On Popular Girls and Money as Style
I recently went to a birthday party where all guests were expected to dress like a character from Twin Peaks. I didn’t watch the show when it was on, and have only seen a few episodes in the years since, so I used Google image search to get some style inspiration.
Naturally, the character I most wanted to dress like was Audrey. Her fashion seemed imitable enough: a tight sweater, a pencil or a plaid skirt. Alas, I don’t look like Audrey: I’m blonde; I’m not “curvy”; I have some freckles but no well-placed, high-contrast beauty mark providing punctum on my face. A friend even told me bluntly, “You’re not an Audrey.” (Who asked you, asshole?)
Physical gorgeousness aside, what is it that defines Popular Girl style? In teen movies and TV shows from the ‘80s and ‘90s, the popular girls are almost without exception rich; having money is always already a kind of style. See, for example, Claire in The Breakfast Club, contrasted with Andie from Pretty in Pink, both played by Molly Ringwald.

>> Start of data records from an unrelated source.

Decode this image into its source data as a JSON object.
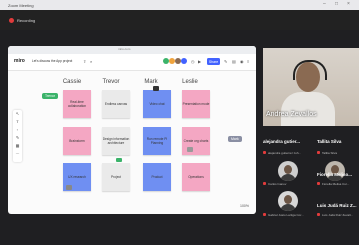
{
  "window": {
    "title": "Zoom Meeting",
    "recording_label": "Recording"
  },
  "browser": {
    "url": "miro.com"
  },
  "miro": {
    "logo": "miro",
    "board_name": "Let's discuss the App project",
    "share_label": "Share",
    "zoom_level": "100%",
    "columns": [
      "Cassie",
      "Trevor",
      "Mark",
      "Leslie"
    ],
    "stickies": [
      {
        "text": "Real-time collaboration",
        "color": "#f4a7c3"
      },
      {
        "text": "Endless canvas",
        "color": "#eaeaea"
      },
      {
        "text": "Video chat",
        "color": "#6f8ff2"
      },
      {
        "text": "Presentation mode",
        "color": "#f4a7c3"
      },
      {
        "text": "Brainstorm",
        "color": "#f4a7c3"
      },
      {
        "text": "Design information architecture",
        "color": "#eaeaea"
      },
      {
        "text": "Run remote PI Planning",
        "color": "#6f8ff2"
      },
      {
        "text": "Create org charts",
        "color": "#f4a7c3"
      },
      {
        "text": "UX research",
        "color": "#6f8ff2"
      },
      {
        "text": "Project",
        "color": "#eaeaea"
      },
      {
        "text": "Product",
        "color": "#6f8ff2"
      },
      {
        "text": "Operations",
        "color": "#f4a7c3"
      }
    ],
    "cursors": [
      {
        "name": "Trevor",
        "color": "#3bb36a"
      },
      {
        "name": "Mark",
        "color": "#8a8fa3"
      }
    ]
  },
  "participants": {
    "main": {
      "name": "Andrea Zevallos"
    },
    "tiles": [
      {
        "name": "alejandra gutier...",
        "sub": "alejandra gutierrez zuh..."
      },
      {
        "name": "Tallita Silva",
        "sub": "Tallita Silva"
      },
      {
        "name": "Fiorella Meliso...",
        "sub": "Carlos Ivanov"
      },
      {
        "name": "Luis Judá Ruiz Z...",
        "sub": "Fiorella Melisa Cur..."
      },
      {
        "name": "",
        "sub": "Gabriel Justo Lartiga Cor..."
      },
      {
        "name": "",
        "sub": "Luis Judá Ruiz Zevall..."
      }
    ]
  },
  "icons": [
    "close-icon",
    "minimize-icon",
    "maximize-icon",
    "record-icon",
    "mic-muted-icon"
  ]
}
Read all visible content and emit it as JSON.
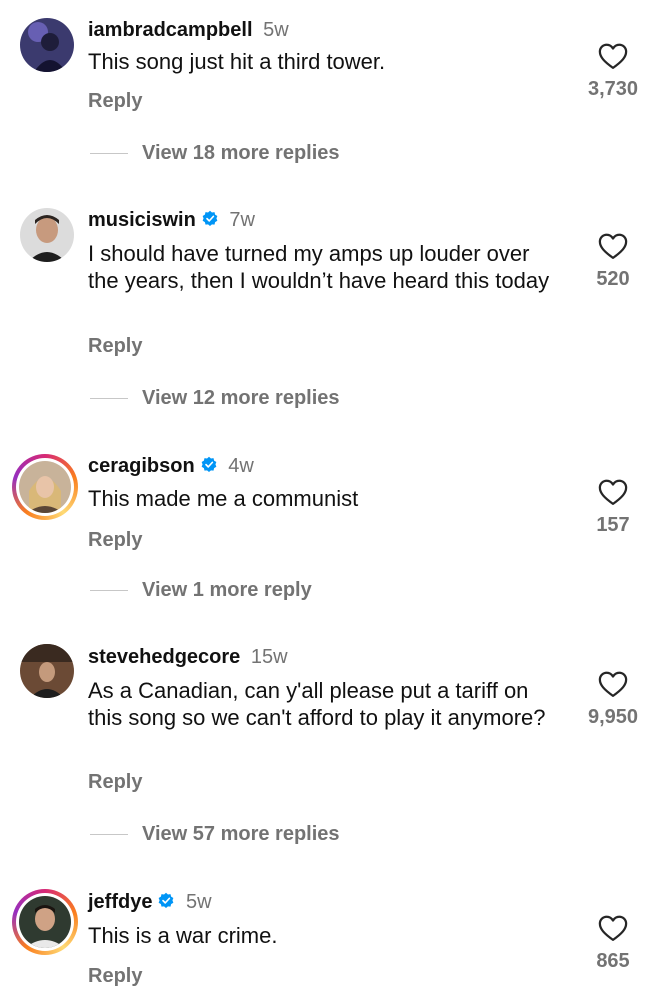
{
  "comments": [
    {
      "username": "iambradcampbell",
      "time": "5w",
      "verified": false,
      "text": "This song just hit a third tower.",
      "reply": "Reply",
      "likes": "3,730",
      "view_replies": "View 18 more replies"
    },
    {
      "username": "musiciswin",
      "time": "7w",
      "verified": true,
      "text": "I should have turned my amps up louder over the years, then I wouldn’t have heard this today",
      "reply": "Reply",
      "likes": "520",
      "view_replies": "View 12 more replies"
    },
    {
      "username": "ceragibson",
      "time": "4w",
      "verified": true,
      "text": "This made me a communist",
      "reply": "Reply",
      "likes": "157",
      "view_replies": "View 1 more reply"
    },
    {
      "username": "stevehedgecore",
      "time": "15w",
      "verified": false,
      "text": "As a Canadian, can y'all please put a tariff on this song so we can't afford to play it anymore?",
      "reply": "Reply",
      "likes": "9,950",
      "view_replies": "View 57 more replies"
    },
    {
      "username": "jeffdye",
      "time": "5w",
      "verified": true,
      "text": "This is a war crime.",
      "reply": "Reply",
      "likes": "865"
    }
  ],
  "colors": {
    "verified_blue": "#0095f6",
    "secondary_text": "#737373"
  }
}
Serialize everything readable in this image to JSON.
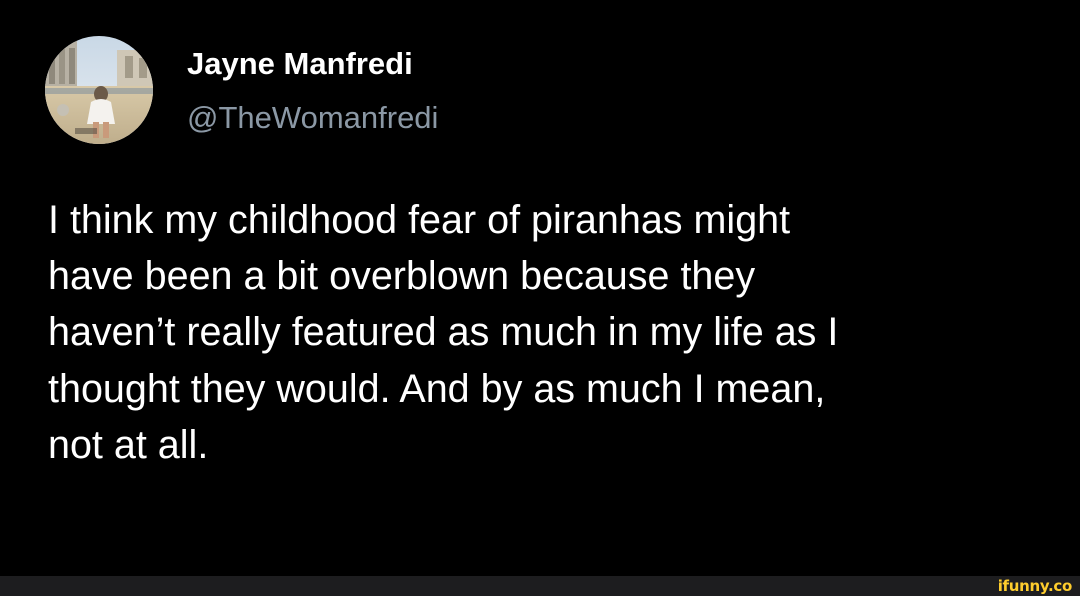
{
  "tweet": {
    "author": {
      "display_name": "Jayne Manfredi",
      "handle": "@TheWomanfredi",
      "avatar_icon": "profile-photo-avatar"
    },
    "text": "I think my childhood fear of piranhas might\nhave been a bit overblown because they\nhaven’t really featured as much in my life as I\nthought they would. And by as much I mean,\nnot at all."
  },
  "watermark": {
    "text": "ifunny.co",
    "color": "#fecd2d"
  },
  "colors": {
    "background": "#000000",
    "primary_text": "#ffffff",
    "secondary_text": "#8b98a5",
    "watermark_bar": "#1d1d1f"
  }
}
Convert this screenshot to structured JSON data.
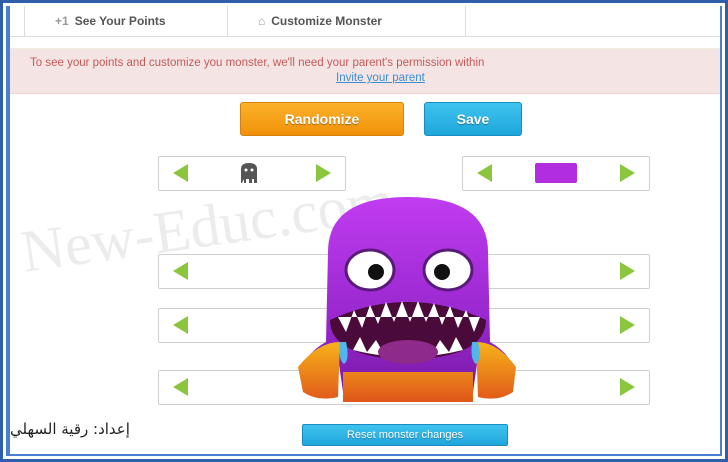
{
  "tabs": [
    {
      "label": "See Your Points",
      "icon": "+1"
    },
    {
      "label": "Customize Monster",
      "icon": "house-icon"
    }
  ],
  "notice": {
    "message": "To see your points and customize you monster, we'll need your parent's permission within",
    "link": "Invite your parent"
  },
  "actions": {
    "randomize": "Randomize",
    "save": "Save",
    "reset": "Reset monster changes"
  },
  "watermark": "New-Educ.com",
  "credit": "إعداد: رقية السهلي",
  "colors": {
    "monster_primary": "#b02ee0",
    "arrow": "#8cc63f",
    "randomize": "#f0920a",
    "save": "#1fa6dc"
  }
}
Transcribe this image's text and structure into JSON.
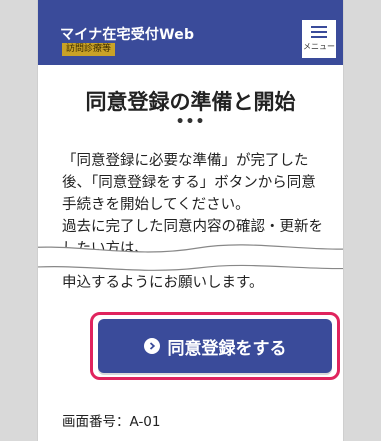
{
  "header": {
    "app_title": "マイナ在宅受付Web",
    "badge": "訪問診療等",
    "menu_label": "メニュー"
  },
  "main": {
    "title": "同意登録の準備と開始",
    "dots": "•••",
    "paragraph": "「同意登録に必要な準備」が完了した後、「同意登録をする」ボタンから同意手続きを開始してください。\n過去に完了した同意内容の確認・更新をしたい方は、",
    "paragraph_tail": "申込するようにお願いします。",
    "cta_label": "同意登録をする"
  },
  "footer": {
    "screen_number": "画面番号：A-01"
  },
  "colors": {
    "primary": "#3a4b9a",
    "badge": "#c9a227",
    "highlight": "#e0245e"
  }
}
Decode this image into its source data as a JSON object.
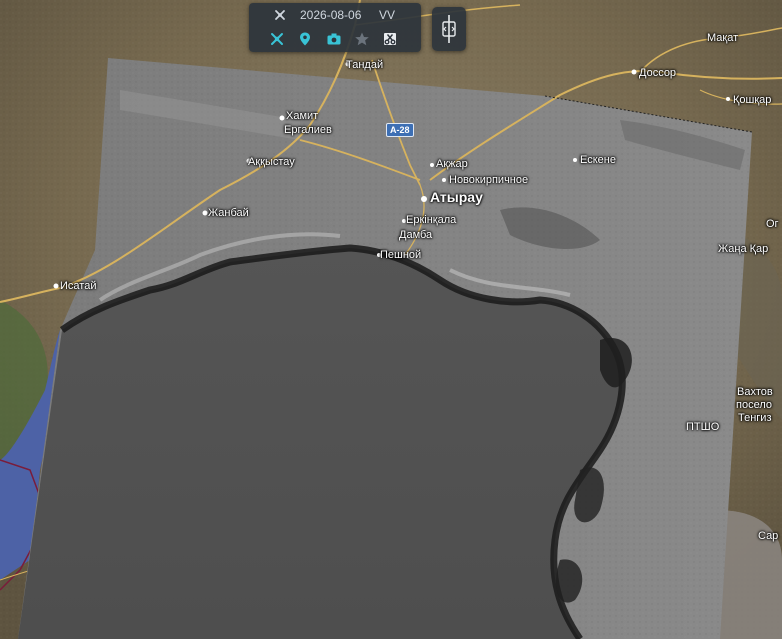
{
  "toolbar": {
    "date": "2026-08-06",
    "polarization": "VV",
    "icons": [
      "satellite-icon",
      "location-pin-icon",
      "camera-icon",
      "star-icon",
      "scissors-icon"
    ],
    "accent_color": "#39c3d6"
  },
  "side_control": {
    "icon": "compare-slider-icon"
  },
  "map": {
    "overlay": "grayscale SAR radar image",
    "places": [
      {
        "name": "Тандай"
      },
      {
        "name": "Хамит"
      },
      {
        "name": "Ергалиев"
      },
      {
        "name": "Аққыстау"
      },
      {
        "name": "Жанбай"
      },
      {
        "name": "Исатай"
      },
      {
        "name": "Ақжар"
      },
      {
        "name": "Новокирпичное"
      },
      {
        "name": "Атырау"
      },
      {
        "name": "Еркінқала"
      },
      {
        "name": "Дамба"
      },
      {
        "name": "Пешной"
      },
      {
        "name": "Ескене"
      },
      {
        "name": "Мақат"
      },
      {
        "name": "Доссор"
      },
      {
        "name": "Қошқар"
      },
      {
        "name": "Жаңа Қар"
      },
      {
        "name": "Вахтов"
      },
      {
        "name": "посело"
      },
      {
        "name": "Тенгиз"
      },
      {
        "name": "ПТШО"
      },
      {
        "name": "Сар"
      },
      {
        "name": "Ог"
      }
    ],
    "road_badge": "A-28"
  }
}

Moneyed, popular Claire has impeccable hair, a leather jacket, and diamond earrings (one of which she gives to John Bender at the end of the movie in a gesture of love/solidarity). Wrong-side-of-the-tracks Andie has awkward hair and quirky, ill-fitting homemade clothes. (We’re supposed to believe she’s got real style, but honestly, she’s no Annie Potts.)
Diamond earrings make an appearance as a symbol, too, in Some Kind of Wonderful, a kind of reboot of Pretty in Pink wherein the poor unpopular lead (Eric Stoltz) ends up with his poor unpopular tomboy friend (Mary Stuart Masterson) instead of the hot popular girl (Lea Thompson, who, incidentally, is not as rich as her friends, which allows her to retain a kind of moral core despite her depraved milieu). Teen movies in the ‘80s were all about class conflict: When your parents come from different tax brackets, you’re as good as star-crossed.
Clueless’s Cher is another icon of rich/popular girl style, her wealth so excessive she uses software to choose an outfit in the morning. A recent re-viewing, via Netflix, of the ‘80s dance classic (?) Girls Just Want to Have Fun reveals this trope is either a reference or a rip-off (or perhaps they both reference some earlier illustration of the paradox of choice). In the latter, rich and popular mean girl Natalie watches outfits scroll by on an electronic, remote-controlled rod in her closet, the kind you’d see at a dry cleaner’s, and moans “Decisions are the worst!” (Getting-dressed tip: If it’s warm enough to drive with the top down, it’s too warm for a fur coat.)
So much of what gets counted as style is just money by another name. I’ve read magazine articles about “expensive-looking hair” – which, unshockingly, actually is expensive, since it involves high-maintenance highlights and regular blow-outs, or at least the free time to DIY them. Obviously, this is because rich people get to decide what’s stylish. It’s the same logic gatekeepers have used to give all the money and jobs and prizes disproportionately to white men, claiming and even believing they’re just using “objective” standards to publish and reward the “best work.” This reasoning is actually consistent as long as rich white men get to define what “best” means.
As for the Twin Peaks party: I ended up dressing as Shelley; my hair is pretty similar and I happen to have a waitress dress. Fetishizing working-class uniforms seems as “problematic” as defining wealth markers as style. Still, these women are hot, right?